Page: 2419

Senator CAROL BROWN (Tasmania) (15:15): As I rise to take note of answers, I remind the good senator, Senator Paterson, that this debate is about taking note of an answer provided by a minister, in this case the Minister for Finance. A lot of Senator Paterson's contribution today was about attacking the Labor Party. I can see why he may have wanted to use up his time in the debate to do that, because I'm sure he would have been embarrassed by the answer that was given by the finance minister today to the question that was asked of him. It was an interesting answer that he gave today. He continued to persist with this belief that the government's $65 billion gift to big business will create jobs and lead to higher wages, despite all the evidence to the contrary. I simply can't understand how the members of the government continue with such complete certainty, when so much research and commentary and now even the Business Council's very own words—or, should I say, lack of words—contradict them.

The government tried to say that they are sure that their cash handout to big business will create jobs and result in higher wages, but do you know who isn't so sure? Big business. Surely, if you're going to go ahead and give away $65 billion of taxpayers' money, you'd want to make sure you get something in return. But, no, the government are pushing ahead anyway. They're determined to see this handout happen, no matter what the result. They're certain that $65 billion to big business will be good for the economy. But, if so, why wasn't the Business Council willing to make that commitment to the government? Why is it that the leaked letter that Senator Wong tabled here today—about which they shut down debate in the House of Representatives only hours ago—clearly shows us a before and an after? It shows a 'before letter', with a proposed commitment to create jobs, invest in Australia and pay tax, and an 'after letter', with none of those commitments included.
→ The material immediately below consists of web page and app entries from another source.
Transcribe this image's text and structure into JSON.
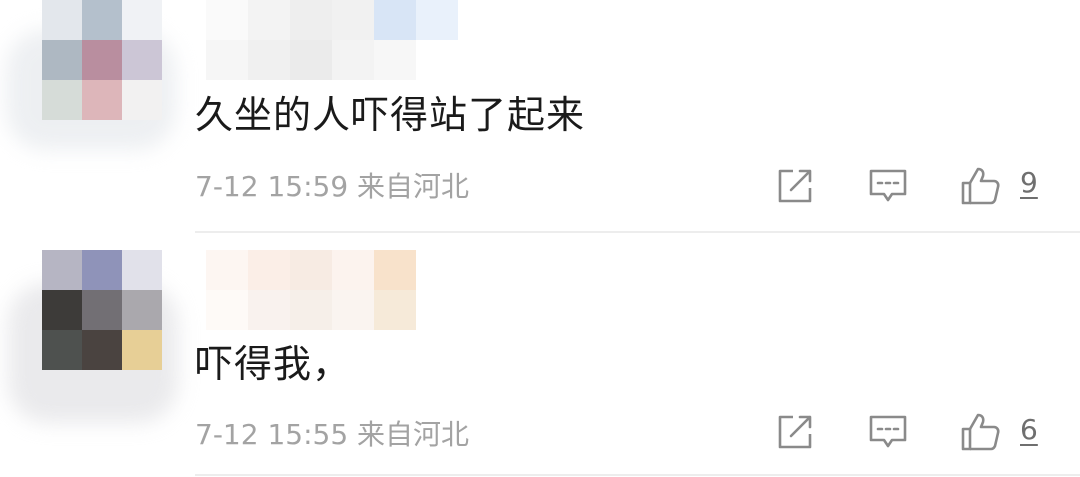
{
  "comments": [
    {
      "text": "久坐的人吓得站了起来",
      "time": "7-12 15:59",
      "location": "来自河北",
      "likes": "9",
      "avatar_blocks": [
        "#e3e7ec",
        "#b4c0cc",
        "#f0f2f5",
        "#aeb8c2",
        "#b98e9f",
        "#ccc6d6",
        "#d6dcd8",
        "#ddb6ba",
        "#f2f1f1"
      ],
      "name_blocks": [
        "#fafafa",
        "#f3f3f3",
        "#eeeeee",
        "#f1f1f1",
        "#d8e5f6",
        "#e9f1fb"
      ],
      "name_blocks2": [
        "#f6f6f6",
        "#f0f0f0",
        "#ebebeb",
        "#f3f3f3",
        "#f7f7f7",
        "#ffffff"
      ]
    },
    {
      "text": "吓得我，",
      "time": "7-12 15:55",
      "location": "来自河北",
      "likes": "6",
      "avatar_blocks": [
        "#b6b5c3",
        "#8f93b9",
        "#e1e1ea",
        "#3d3b39",
        "#726f74",
        "#aaa8ad",
        "#4e514f",
        "#4a4340",
        "#e7cf96"
      ],
      "name_blocks": [
        "#fdf6f2",
        "#fbeee7",
        "#f7ebe3",
        "#fcf3ee",
        "#f8e2cb",
        "#ffffff"
      ],
      "name_blocks2": [
        "#fefaf7",
        "#f9f2ee",
        "#f6efe9",
        "#faf4f0",
        "#f6ead9",
        "#ffffff"
      ]
    }
  ],
  "icons": {
    "share": "share-icon",
    "comment": "comment-icon",
    "like": "thumbs-up-icon"
  }
}
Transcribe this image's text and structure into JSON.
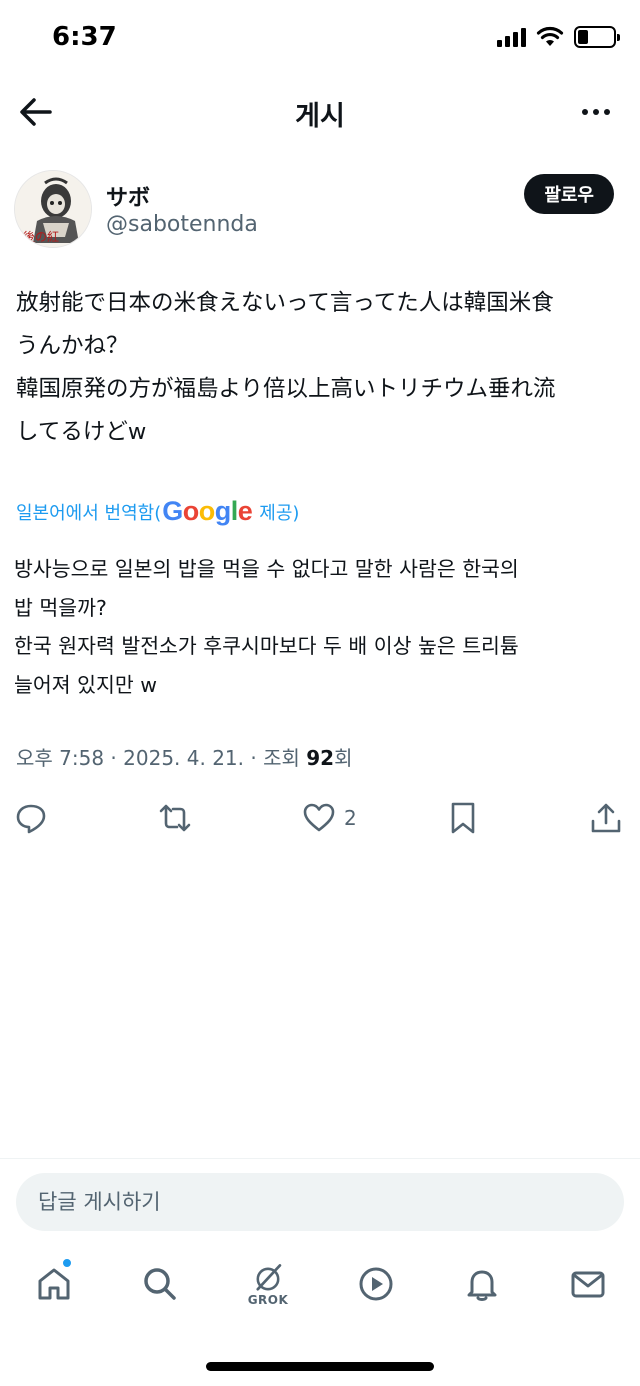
{
  "status_bar": {
    "time": "6:37",
    "battery_level": 0.3
  },
  "header": {
    "title": "게시",
    "back_icon": "arrow-left-icon",
    "more_icon": "more-horizontal-icon"
  },
  "author": {
    "display_name": "サボ",
    "handle": "@sabotennda",
    "follow_label": "팔로우",
    "avatar_text": "後の紅"
  },
  "tweet": {
    "text": "放射能で日本の米食えないって言ってた人は韓国米食\nうんかね？\n韓国原発の方が福島より倍以上高いトリチウム垂れ流\nしてるけどw",
    "translation_prefix": "일본어에서 번역함(",
    "translation_suffix": "제공)",
    "google_letters": [
      "G",
      "o",
      "o",
      "g",
      "l",
      "e"
    ],
    "translated_text": "방사능으로 일본의 밥을 먹을 수 없다고 말한 사람은 한국의\n밥 먹을까?\n한국 원자력 발전소가 후쿠시마보다 두 배 이상 높은 트리튬\n늘어져 있지만 w",
    "meta_prefix": "오후 7:58 · 2025. 4. 21. · 조회 ",
    "views": "92",
    "meta_suffix": "회"
  },
  "actions": {
    "reply_icon": "reply-icon",
    "repost_icon": "repost-icon",
    "like_icon": "heart-icon",
    "like_count": "2",
    "bookmark_icon": "bookmark-icon",
    "share_icon": "share-icon"
  },
  "reply_bar": {
    "placeholder": "답글 게시하기"
  },
  "bottom_nav": {
    "items": [
      "home-icon",
      "search-icon",
      "grok-icon",
      "video-icon",
      "notifications-icon",
      "messages-icon"
    ],
    "grok_label": "GROK"
  },
  "colors": {
    "accent": "#1d9bf0",
    "text": "#0f1419",
    "secondary": "#536471",
    "google_blue": "#4285F4",
    "google_red": "#EA4335",
    "google_yellow": "#FBBC05",
    "google_green": "#34A853"
  }
}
It simply beggars belief that the government refuse to understand this.

After the leaking of a letter as plain as this, the finance minister should have been in front of the media, hat in hand, apologising to the Australian people and asking them to forget the whole thing and act like he'd never even tried to give away the public's money. Yet, somehow, the government continue to remain determined to legislate this corporate tax cut. Somehow, they're determined to push on. The government have been unable to get the numbers in the Senate today because this is bad policy. The leaked BCA letter today shows that.
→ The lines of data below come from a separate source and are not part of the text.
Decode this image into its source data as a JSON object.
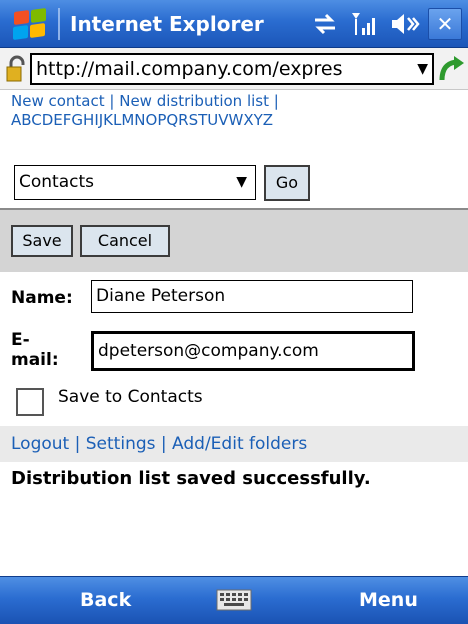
{
  "titlebar": {
    "title": "Internet Explorer",
    "close_label": "✕",
    "colors": {
      "start": "#4e8ee3",
      "end": "#1c56b8"
    }
  },
  "address": {
    "url": "http://mail.company.com/expres",
    "dropdown": "▼"
  },
  "links": {
    "new_contact": "New contact",
    "sep1": " | ",
    "new_distribution_list": "New distribution list",
    "sep2": " |",
    "alphabet": "ABCDEFGHIJKLMNOPQRSTUVWXYZ"
  },
  "folder": {
    "selected": "Contacts",
    "arrow": "▼",
    "go_label": "Go"
  },
  "actions": {
    "save": "Save",
    "cancel": "Cancel"
  },
  "form": {
    "name_label": "Name:",
    "name_value": "Diane Peterson",
    "email_label_1": "E-",
    "email_label_2": "mail:",
    "email_value": "dpeterson@company.com",
    "save_to_contacts": "Save to Contacts",
    "save_to_contacts_checked": false
  },
  "footer_links": {
    "logout": "Logout",
    "settings": "Settings",
    "add_edit_folders": "Add/Edit folders",
    "sep": " | "
  },
  "status_message": "Distribution list saved successfully.",
  "softkeys": {
    "left": "Back",
    "right": "Menu"
  },
  "icons": [
    "windows-logo-icon",
    "lock-icon",
    "go-arrow-icon",
    "connectivity-icon",
    "signal-icon",
    "volume-icon",
    "close-icon",
    "keyboard-icon"
  ]
}
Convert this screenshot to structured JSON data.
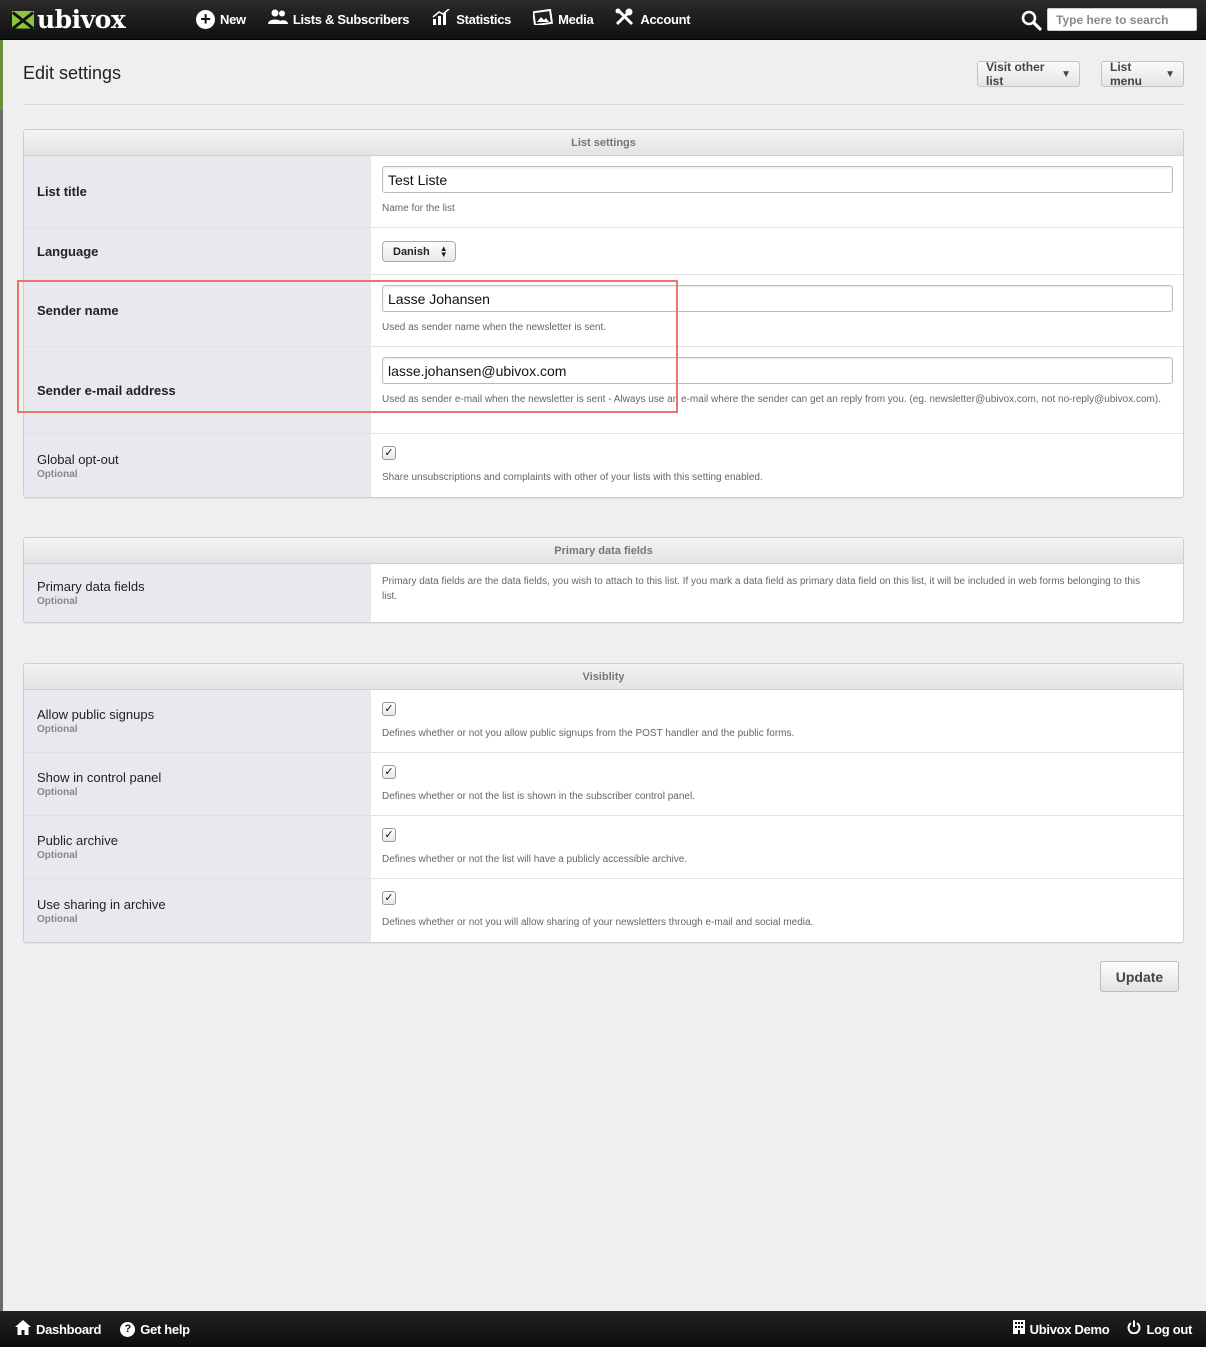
{
  "app": {
    "name": "ubivox",
    "brand_color": "#8cc63f"
  },
  "nav": {
    "items": [
      {
        "label": "New",
        "icon": "plus-circle-icon"
      },
      {
        "label": "Lists & Subscribers",
        "icon": "users-icon"
      },
      {
        "label": "Statistics",
        "icon": "bar-chart-icon"
      },
      {
        "label": "Media",
        "icon": "image-icon"
      },
      {
        "label": "Account",
        "icon": "tools-icon"
      }
    ],
    "search_placeholder": "Type here to search"
  },
  "page": {
    "title": "Edit settings",
    "visit_other_list": "Visit other list",
    "list_menu": "List menu",
    "caret": "▼"
  },
  "list_settings": {
    "header": "List settings",
    "list_title_label": "List title",
    "list_title_value": "Test Liste",
    "list_title_help": "Name for the list",
    "language_label": "Language",
    "language_value": "Danish",
    "sender_name_label": "Sender name",
    "sender_name_value": "Lasse Johansen",
    "sender_name_help": "Used as sender name when the newsletter is sent.",
    "sender_email_label": "Sender e-mail address",
    "sender_email_value": "lasse.johansen@ubivox.com",
    "sender_email_help": "Used as sender e-mail when the newsletter is sent - Always use an e-mail where the sender can get an reply from you. (eg. newsletter@ubivox.com, not no-reply@ubivox.com).",
    "global_optout_label": "Global opt-out",
    "global_optout_optional": "Optional",
    "global_optout_checked": "✓",
    "global_optout_help": "Share unsubscriptions and complaints with other of your lists with this setting enabled."
  },
  "primary_fields": {
    "header": "Primary data fields",
    "label": "Primary data fields",
    "optional": "Optional",
    "help": "Primary data fields are the data fields, you wish to attach to this list. If you mark a data field as primary data field on this list, it will be included in web forms belonging to this list."
  },
  "visibility": {
    "header": "Visiblity",
    "rows": [
      {
        "label": "Allow public signups",
        "optional": "Optional",
        "checked": "✓",
        "help": "Defines whether or not you allow public signups from the POST handler and the public forms."
      },
      {
        "label": "Show in control panel",
        "optional": "Optional",
        "checked": "✓",
        "help": "Defines whether or not the list is shown in the subscriber control panel."
      },
      {
        "label": "Public archive",
        "optional": "Optional",
        "checked": "✓",
        "help": "Defines whether or not the list will have a publicly accessible archive."
      },
      {
        "label": "Use sharing in archive",
        "optional": "Optional",
        "checked": "✓",
        "help": "Defines whether or not you will allow sharing of your newsletters through e-mail and social media."
      }
    ]
  },
  "actions": {
    "update": "Update"
  },
  "footer": {
    "dashboard": "Dashboard",
    "get_help": "Get help",
    "account_name": "Ubivox Demo",
    "logout": "Log out"
  }
}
As Fairfax media reported today, BCA members have apparently been negotiating on the terms of this letter for months, and good on them; they've got a right to be involved in public affairs. But, surely, during that time, a little bit of this government's certainty would have rubbed off on them.
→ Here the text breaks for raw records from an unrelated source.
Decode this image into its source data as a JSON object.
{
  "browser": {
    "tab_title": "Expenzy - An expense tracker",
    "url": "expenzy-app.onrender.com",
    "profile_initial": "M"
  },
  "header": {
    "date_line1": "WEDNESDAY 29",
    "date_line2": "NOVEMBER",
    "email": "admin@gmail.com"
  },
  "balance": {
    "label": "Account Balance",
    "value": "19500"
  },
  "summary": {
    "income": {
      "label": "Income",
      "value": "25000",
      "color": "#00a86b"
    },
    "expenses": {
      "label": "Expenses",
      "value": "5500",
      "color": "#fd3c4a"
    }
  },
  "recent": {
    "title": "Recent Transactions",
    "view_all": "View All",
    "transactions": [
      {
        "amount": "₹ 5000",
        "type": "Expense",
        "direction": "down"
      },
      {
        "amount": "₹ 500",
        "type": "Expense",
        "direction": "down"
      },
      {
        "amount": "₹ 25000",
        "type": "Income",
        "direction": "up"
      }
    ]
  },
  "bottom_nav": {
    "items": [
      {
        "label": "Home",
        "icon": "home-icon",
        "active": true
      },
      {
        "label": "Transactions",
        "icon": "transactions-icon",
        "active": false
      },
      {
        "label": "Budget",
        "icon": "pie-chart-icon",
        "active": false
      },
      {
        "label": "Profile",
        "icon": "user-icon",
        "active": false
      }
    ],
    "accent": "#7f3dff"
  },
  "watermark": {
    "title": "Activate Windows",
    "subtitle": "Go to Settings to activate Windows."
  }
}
Surely, if it's as plain as day that a tax cut is going to deliver more jobs, wages and taxes, this is exactly the kind of thing the BCA would've been able to get its members to sign on to. The government may be sure that a $65 billion gift to big business is going to lead to jobs, but apparently the BCA aren't. You'd think that, at a time when the OECD and the IMF are warning about the dangers of inequality to the economy, the government would be doing everything that it could do to see a pay rise for everyday Australians. But, only today, we've seen representatives of underpaid, early childhood educators here at Parliament House demanding better conditions. These educators are paid just $21 an hour, despite looking after Australia's future. How is it that this government could possibly be focused on gifting away cash to big business and they couldn't even meet with these workers today? I wish Senator Martin were here today to see this debate that is happening. (Time expired)